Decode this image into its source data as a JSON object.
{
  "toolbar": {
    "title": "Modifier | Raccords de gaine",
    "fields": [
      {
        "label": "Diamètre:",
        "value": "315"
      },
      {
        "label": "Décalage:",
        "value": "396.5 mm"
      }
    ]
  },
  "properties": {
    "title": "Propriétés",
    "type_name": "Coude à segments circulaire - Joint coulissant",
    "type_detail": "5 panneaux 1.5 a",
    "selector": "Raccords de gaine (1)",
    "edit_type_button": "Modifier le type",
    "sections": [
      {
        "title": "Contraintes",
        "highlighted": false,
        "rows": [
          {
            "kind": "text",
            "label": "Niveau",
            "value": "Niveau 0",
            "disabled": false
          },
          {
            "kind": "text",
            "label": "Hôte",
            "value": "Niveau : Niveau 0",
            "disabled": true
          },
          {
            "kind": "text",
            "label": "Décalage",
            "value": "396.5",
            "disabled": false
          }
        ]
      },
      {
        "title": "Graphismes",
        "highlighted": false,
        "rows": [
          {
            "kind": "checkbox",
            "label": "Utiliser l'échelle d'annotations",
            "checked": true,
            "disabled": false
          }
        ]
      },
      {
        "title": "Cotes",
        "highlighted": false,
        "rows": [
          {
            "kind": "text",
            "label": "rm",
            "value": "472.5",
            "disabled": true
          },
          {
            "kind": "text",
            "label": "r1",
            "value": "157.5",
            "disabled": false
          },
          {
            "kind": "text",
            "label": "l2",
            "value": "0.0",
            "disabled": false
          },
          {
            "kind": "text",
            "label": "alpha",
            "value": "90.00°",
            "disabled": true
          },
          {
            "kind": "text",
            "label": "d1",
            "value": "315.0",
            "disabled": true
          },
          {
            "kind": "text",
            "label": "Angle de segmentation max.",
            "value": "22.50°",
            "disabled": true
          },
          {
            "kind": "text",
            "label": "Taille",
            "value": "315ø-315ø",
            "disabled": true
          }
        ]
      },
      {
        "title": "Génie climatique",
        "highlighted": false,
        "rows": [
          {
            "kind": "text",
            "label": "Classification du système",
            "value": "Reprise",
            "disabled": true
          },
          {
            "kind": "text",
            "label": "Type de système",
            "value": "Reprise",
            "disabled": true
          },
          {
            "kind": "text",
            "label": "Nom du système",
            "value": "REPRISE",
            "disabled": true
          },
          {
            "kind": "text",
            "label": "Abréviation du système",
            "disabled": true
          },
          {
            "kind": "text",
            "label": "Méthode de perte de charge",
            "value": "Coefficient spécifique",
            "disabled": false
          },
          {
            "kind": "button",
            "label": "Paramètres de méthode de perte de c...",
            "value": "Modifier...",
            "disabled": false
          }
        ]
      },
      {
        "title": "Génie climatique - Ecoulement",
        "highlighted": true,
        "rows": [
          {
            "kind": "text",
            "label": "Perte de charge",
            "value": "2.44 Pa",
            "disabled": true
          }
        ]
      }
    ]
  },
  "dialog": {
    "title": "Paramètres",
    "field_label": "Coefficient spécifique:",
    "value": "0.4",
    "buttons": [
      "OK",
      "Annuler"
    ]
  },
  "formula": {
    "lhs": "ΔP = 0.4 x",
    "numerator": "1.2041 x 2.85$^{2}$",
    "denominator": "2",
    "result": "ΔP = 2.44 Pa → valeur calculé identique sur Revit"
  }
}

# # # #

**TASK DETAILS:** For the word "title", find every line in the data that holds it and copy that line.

**RESPONSE TO THE TASK:**
    "title": "Modifier | Raccords de gaine",
    "title": "Propriétés",
        "title": "Contraintes",
        "title": "Graphismes",
        "title": "Cotes",
        "title": "Génie climatique",
        "title": "Génie climatique - Ecoulement",
    "title": "Paramètres",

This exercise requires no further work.